   and Tactical Media tricksterism? Well, ten years later I still think
   the answer is nothing at all. Because media memes are not what a viable
   politics rests on. Note that the theoretical problem here is not with
   Gramsci but with Laclau. Maybe, in fact, a true Gramscian hegemony -
   and not Laclau's rhetorical politics of the populist signifier -
   actually depends on the formation of an historical bloc around the
   constructivist aspiration to create better institutions. Certainly the
   post-WWII social democracies were founded on exactly that. And I wonder
   if a good many Communist societies did not emerge around the same kind
   of aspiration (think Yugoslavia). Of course aspirational signifiers
   like the pussy hat (or the radical headscarf, or the burning sage
   bundles of the indigenous water protectors) have an important role to
   play - and so does the entire grassroots networked media movement. In
   my view, Indymedia was a proto-institution. What's more, notice that
   '68 is still not over and did not have it all wrong: the other's
   liberation remains the precondition of my own. But how do we get there
   together? The answer, which can be added to '68 liberationism, is
   inherently complex, it's founded on an internal contradiction and not
   on the identity-principle of memetics. But it's also the one that
   rocks. We get there through a tenaciously constructive critical process
   that actually builds and maintains egalitarian institutions.

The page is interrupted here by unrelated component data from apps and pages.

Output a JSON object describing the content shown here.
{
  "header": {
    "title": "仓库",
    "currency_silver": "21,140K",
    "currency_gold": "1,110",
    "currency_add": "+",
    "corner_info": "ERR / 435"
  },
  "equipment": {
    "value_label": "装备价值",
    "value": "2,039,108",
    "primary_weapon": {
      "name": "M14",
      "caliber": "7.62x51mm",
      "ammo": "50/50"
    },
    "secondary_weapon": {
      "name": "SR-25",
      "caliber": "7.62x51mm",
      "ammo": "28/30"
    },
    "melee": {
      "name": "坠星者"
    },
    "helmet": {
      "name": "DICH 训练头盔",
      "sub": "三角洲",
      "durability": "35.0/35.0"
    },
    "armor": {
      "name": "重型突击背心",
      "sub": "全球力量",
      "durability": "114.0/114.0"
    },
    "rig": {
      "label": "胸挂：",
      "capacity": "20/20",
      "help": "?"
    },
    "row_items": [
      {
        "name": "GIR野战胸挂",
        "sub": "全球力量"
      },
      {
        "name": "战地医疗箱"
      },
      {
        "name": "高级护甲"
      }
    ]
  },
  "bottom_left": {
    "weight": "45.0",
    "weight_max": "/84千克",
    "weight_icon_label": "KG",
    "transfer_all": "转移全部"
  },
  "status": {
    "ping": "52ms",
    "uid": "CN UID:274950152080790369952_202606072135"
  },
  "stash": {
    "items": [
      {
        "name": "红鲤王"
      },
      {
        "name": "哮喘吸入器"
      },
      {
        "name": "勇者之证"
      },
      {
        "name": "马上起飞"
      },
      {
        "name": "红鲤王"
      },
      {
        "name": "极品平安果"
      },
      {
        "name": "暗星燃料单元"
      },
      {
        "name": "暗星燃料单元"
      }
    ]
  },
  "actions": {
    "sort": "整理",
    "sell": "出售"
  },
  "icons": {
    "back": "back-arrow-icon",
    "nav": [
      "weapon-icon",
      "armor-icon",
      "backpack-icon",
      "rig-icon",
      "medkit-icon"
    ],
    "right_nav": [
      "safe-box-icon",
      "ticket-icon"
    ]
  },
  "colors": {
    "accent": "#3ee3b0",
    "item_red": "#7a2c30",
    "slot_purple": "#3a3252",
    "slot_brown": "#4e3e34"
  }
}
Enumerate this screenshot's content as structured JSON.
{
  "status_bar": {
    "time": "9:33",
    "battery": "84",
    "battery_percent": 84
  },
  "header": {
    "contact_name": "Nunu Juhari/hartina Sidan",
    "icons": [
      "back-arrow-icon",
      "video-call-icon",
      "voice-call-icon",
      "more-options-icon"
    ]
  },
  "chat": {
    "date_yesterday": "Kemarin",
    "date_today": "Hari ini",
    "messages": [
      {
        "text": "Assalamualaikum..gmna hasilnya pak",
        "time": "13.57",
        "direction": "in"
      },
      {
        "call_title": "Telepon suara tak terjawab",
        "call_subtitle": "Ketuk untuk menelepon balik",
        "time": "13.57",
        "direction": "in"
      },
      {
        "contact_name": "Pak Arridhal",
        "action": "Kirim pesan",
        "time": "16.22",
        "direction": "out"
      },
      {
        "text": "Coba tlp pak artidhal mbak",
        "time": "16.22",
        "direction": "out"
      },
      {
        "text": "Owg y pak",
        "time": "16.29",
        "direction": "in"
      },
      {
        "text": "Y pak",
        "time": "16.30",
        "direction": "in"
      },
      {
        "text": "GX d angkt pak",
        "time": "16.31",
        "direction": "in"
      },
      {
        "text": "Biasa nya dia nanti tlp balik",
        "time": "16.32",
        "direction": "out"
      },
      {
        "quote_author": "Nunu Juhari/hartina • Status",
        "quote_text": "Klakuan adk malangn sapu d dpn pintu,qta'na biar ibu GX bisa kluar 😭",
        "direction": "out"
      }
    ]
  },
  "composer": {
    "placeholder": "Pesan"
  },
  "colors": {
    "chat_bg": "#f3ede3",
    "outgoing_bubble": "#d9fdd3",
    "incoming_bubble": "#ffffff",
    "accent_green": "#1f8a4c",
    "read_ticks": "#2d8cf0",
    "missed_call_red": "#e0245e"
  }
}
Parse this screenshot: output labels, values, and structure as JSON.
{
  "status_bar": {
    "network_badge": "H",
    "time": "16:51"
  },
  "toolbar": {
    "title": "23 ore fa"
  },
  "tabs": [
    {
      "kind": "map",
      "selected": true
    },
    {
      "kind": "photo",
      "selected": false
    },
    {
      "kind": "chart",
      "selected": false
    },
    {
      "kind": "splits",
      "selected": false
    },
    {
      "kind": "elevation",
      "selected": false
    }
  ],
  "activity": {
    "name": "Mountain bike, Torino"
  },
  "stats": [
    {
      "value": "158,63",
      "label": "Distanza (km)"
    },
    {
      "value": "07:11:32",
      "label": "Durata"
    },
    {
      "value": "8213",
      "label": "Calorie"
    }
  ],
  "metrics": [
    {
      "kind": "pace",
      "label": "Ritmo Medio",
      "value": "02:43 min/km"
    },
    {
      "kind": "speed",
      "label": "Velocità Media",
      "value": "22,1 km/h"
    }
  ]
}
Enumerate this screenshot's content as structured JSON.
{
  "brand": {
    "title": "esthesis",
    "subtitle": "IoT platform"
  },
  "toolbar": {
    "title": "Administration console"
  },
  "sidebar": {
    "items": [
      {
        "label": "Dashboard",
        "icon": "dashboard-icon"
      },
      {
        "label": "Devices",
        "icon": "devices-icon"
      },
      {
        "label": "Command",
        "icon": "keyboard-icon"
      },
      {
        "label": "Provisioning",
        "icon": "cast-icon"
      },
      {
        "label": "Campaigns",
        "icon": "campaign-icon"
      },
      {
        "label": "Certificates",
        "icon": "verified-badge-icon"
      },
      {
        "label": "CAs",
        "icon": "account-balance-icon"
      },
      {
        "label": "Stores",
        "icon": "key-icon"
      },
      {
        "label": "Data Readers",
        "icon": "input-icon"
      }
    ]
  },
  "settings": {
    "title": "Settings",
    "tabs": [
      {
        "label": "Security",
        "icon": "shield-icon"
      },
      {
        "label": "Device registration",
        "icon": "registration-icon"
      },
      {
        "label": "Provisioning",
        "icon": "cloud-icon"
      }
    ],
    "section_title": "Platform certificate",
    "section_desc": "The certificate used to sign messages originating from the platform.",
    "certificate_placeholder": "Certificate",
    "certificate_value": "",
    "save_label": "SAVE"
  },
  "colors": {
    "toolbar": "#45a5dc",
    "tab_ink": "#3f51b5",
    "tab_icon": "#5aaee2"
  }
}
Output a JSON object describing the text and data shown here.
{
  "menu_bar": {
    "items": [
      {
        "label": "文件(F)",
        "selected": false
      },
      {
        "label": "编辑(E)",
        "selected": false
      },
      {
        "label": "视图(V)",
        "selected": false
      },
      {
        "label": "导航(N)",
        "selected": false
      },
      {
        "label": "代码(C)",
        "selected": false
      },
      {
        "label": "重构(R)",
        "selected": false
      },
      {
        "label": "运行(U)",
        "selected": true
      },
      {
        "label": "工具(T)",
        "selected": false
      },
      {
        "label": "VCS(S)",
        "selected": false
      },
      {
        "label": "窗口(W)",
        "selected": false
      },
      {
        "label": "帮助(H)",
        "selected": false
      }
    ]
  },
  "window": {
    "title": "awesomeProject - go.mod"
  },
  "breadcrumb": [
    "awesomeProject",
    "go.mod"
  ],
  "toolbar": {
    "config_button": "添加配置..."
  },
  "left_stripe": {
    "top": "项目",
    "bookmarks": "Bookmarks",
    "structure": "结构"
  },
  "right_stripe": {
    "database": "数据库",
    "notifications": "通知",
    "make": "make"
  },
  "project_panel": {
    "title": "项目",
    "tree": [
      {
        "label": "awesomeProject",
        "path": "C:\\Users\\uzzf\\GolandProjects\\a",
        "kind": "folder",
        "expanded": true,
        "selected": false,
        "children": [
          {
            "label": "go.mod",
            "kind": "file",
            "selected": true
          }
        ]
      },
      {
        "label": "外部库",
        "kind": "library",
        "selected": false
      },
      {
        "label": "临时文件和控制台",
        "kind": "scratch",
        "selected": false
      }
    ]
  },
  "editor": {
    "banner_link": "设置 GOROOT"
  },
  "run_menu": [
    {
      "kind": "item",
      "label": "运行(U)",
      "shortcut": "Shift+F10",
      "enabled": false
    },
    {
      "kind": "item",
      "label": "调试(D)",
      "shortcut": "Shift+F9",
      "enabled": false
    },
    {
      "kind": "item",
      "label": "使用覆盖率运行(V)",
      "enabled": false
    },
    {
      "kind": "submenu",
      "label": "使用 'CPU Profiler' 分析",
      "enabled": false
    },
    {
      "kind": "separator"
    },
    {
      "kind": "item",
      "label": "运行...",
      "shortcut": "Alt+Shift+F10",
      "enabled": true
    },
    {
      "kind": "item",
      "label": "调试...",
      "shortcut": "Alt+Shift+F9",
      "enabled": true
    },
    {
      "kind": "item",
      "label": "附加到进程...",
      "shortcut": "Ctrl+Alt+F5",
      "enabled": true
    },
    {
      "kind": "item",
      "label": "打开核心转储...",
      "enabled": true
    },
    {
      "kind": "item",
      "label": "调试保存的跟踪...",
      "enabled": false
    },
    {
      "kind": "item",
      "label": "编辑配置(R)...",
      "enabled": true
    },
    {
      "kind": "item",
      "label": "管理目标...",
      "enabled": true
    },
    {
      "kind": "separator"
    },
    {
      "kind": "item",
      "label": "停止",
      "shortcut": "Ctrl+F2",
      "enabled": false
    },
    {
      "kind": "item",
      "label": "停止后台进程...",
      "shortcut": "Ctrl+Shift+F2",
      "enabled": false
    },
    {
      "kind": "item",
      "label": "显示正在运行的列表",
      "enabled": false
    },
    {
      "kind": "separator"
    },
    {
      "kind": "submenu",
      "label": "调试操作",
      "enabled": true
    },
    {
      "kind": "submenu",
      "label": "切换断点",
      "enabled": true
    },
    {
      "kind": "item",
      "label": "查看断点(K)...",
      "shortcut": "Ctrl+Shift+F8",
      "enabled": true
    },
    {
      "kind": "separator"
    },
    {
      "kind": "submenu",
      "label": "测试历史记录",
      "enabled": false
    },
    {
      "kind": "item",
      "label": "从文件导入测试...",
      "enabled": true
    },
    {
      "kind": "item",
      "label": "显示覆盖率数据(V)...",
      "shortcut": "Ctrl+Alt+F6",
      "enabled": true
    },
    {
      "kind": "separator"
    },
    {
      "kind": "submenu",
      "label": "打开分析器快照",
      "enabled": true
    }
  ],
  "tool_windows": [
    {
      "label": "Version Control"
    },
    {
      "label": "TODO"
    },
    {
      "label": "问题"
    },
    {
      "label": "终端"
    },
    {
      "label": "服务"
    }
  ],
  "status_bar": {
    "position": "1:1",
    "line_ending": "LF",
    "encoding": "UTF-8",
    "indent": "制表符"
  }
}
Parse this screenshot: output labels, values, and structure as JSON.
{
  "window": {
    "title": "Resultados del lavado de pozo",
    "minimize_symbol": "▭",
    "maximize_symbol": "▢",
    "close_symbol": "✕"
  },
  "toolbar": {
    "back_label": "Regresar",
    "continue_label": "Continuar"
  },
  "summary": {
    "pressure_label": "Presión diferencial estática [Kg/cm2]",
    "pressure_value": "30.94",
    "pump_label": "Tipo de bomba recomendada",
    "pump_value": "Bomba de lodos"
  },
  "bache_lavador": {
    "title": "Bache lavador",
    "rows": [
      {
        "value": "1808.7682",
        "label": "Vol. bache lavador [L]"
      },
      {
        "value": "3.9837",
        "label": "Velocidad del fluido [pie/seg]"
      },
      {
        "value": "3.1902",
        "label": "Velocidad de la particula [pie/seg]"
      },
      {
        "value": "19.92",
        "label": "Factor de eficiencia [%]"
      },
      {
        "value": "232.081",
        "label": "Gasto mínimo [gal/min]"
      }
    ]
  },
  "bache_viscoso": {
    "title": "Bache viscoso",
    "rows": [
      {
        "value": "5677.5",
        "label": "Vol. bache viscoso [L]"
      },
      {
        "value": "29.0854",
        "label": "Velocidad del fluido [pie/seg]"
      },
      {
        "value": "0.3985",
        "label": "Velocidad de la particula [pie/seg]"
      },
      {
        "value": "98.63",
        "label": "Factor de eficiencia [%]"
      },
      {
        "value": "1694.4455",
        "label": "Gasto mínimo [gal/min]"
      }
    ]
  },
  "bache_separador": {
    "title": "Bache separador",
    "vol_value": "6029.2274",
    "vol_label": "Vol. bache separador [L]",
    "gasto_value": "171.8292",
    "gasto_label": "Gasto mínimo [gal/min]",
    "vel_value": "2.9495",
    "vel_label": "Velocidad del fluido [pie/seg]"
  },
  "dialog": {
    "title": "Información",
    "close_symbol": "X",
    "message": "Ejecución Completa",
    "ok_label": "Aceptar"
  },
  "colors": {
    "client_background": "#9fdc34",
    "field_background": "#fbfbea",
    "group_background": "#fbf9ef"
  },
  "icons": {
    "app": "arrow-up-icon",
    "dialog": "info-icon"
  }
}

   Hey, I could live downstream of that kind of culture!

   warmly, Brian

#  distributed via <nettime>: no commercial use without permission
#  <nettime>  is a moderated mailing list for net criticism,
#  collaborative text filtering and cultural politics of the nets
#  more info: http://mx.kein.org/mailman/listinfo/nettime-l
#  archive: http://www.nettime.org contact: nettime {AT} kein.org
#   {AT} nettime_bot tweets mail w/ sender unless #ANON is in Subject: